California water bond receives endorsement

May 28, 2010
by WLJ

Calling it the best chance to restore California’s overtaxed water system, the California Farm Bureau Federation has endorsed the water bond measure to be placed before voters in November. The Safe, Clean and Reliable Drinking Water Supply Act of 2010 would allow California to invest in new water storage and other steps to improve water quality and reliability.

“Family farmers and ranchers in parts of California already face severe and chronic water shortages. Others find supplies becoming less reliable all the time.

Without water, farmers and ranchers can’t grow the food and farm products that Californians depend on every day,” California Farm Bureau President Paul Wenger said. “The bond represents our best chance to attack the water problems so many of us face today and that more of us will face in the future if we don’t act now.”

Wenger said farmers and ranchers are particularly encouraged by the bond’s investment of $3 billion in new water storage, calling new storage the cornerstone of realistic solutions to the state’s water troubles.

“New storage will add flexibility to the water system that’s needed to sustain California’s environment and economy,” he said. “Much of the water stored in new reservoirs will be used to benefit the environment, and that will take pressure off of existing supplies for cities and farms. It’s been decades since California has made a significant investment in water storage. There’s a real commitment to new storage in this water bond, and that’s long overdue.”

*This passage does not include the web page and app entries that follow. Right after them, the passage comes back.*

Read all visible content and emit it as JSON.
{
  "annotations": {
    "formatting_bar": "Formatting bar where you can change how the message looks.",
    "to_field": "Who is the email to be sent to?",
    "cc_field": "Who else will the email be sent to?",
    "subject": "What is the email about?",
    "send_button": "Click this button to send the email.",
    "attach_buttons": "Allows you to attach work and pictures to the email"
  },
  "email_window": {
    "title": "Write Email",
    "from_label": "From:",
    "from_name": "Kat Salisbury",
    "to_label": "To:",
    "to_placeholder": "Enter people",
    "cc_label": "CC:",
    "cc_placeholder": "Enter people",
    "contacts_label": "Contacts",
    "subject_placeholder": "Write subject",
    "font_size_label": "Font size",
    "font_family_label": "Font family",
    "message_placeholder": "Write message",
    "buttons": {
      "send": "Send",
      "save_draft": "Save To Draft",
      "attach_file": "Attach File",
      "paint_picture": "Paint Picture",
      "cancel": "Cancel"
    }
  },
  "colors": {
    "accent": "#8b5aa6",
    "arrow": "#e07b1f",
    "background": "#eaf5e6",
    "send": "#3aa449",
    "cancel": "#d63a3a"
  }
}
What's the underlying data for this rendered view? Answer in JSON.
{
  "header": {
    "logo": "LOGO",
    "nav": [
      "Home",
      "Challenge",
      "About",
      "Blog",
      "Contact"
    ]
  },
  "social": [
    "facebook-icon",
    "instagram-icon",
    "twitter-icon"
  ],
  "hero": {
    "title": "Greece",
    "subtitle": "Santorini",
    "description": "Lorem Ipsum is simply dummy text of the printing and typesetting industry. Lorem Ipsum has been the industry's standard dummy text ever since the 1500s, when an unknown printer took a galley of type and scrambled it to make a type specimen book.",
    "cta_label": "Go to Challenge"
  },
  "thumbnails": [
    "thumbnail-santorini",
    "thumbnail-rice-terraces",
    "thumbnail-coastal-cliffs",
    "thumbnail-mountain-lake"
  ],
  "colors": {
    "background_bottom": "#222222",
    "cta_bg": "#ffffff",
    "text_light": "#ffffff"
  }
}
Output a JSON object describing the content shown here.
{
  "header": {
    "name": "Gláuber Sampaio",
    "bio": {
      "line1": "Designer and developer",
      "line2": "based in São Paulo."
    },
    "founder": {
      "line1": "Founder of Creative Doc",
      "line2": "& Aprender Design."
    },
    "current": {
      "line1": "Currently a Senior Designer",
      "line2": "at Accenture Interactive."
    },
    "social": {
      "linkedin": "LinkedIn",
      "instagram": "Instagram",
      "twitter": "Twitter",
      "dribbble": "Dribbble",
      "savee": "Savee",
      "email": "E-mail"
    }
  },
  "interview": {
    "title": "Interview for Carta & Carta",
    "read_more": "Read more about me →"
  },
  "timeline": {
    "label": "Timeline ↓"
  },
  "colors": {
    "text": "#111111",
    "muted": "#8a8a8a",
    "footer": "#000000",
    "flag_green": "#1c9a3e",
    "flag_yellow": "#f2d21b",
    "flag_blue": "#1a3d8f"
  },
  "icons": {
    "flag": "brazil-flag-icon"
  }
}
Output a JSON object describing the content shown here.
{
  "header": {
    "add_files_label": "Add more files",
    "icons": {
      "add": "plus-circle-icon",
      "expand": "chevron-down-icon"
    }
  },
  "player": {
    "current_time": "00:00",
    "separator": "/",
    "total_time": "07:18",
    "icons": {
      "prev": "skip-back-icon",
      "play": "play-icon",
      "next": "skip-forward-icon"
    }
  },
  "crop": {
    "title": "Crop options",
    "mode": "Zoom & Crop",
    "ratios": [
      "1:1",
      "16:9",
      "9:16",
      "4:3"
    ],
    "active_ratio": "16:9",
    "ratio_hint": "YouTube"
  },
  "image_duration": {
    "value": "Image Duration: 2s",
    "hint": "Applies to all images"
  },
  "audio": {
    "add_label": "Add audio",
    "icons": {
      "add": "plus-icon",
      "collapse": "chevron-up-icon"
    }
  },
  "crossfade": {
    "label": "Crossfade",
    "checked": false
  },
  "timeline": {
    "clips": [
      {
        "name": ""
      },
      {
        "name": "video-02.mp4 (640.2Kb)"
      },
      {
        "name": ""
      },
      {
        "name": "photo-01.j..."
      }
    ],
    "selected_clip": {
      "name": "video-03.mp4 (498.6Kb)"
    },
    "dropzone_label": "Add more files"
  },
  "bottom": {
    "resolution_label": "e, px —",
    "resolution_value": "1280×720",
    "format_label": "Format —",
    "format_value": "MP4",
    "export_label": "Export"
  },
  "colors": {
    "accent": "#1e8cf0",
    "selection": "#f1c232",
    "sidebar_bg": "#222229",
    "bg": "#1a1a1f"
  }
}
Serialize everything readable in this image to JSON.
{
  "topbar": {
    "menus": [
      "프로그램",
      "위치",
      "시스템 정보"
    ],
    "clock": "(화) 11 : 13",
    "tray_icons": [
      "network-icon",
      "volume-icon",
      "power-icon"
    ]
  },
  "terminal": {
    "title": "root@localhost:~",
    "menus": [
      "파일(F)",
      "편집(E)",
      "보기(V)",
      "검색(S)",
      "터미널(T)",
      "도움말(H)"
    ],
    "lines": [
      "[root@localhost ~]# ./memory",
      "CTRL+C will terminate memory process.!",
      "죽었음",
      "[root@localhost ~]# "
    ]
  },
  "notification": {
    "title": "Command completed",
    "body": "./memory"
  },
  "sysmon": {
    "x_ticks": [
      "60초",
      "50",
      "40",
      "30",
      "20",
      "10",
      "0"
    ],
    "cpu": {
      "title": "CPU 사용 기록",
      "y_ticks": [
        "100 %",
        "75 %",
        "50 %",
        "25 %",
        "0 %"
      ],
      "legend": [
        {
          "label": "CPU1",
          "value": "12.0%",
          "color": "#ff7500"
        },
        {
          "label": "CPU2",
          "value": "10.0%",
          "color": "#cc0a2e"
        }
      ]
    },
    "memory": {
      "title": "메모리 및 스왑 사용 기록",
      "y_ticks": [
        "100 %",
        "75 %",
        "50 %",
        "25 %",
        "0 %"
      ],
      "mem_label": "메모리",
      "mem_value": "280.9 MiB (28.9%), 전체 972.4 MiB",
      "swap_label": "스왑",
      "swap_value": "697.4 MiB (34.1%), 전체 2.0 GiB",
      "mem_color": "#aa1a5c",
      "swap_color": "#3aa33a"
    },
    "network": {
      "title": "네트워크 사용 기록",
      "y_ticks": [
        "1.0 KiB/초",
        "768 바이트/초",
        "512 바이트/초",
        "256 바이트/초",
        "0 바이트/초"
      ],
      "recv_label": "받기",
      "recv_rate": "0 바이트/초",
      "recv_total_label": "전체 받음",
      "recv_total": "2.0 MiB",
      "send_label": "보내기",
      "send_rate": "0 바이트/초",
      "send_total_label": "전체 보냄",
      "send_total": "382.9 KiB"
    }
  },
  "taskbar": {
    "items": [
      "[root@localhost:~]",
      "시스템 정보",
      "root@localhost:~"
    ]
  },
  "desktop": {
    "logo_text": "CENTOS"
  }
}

If projections about climate change prove correct, Wenger said, more of the precipitation that falls on California will come as rain rather than snow, meaning less will be stored in the Sierra Nevada snowpack.

“It’s imperative that we have the ability to capture this water, not only for use later but also to protect against flooding,” he said.

He noted that the bond measure contains other investments to strengthen the water system as it struggles to cope with the state’s increasing population and with laws requiring more water to be channeled toward environmental purposes.

“The bond is a comprehensive approach to enhancing the California water system. People throughout the state will benefit from it,” Wenger said. “Even though our economy faces extreme challenges today, failing to improve our water system is unconscionable. If we don’t make this investment now, the price tag for improving our water system will only go up. — WLJ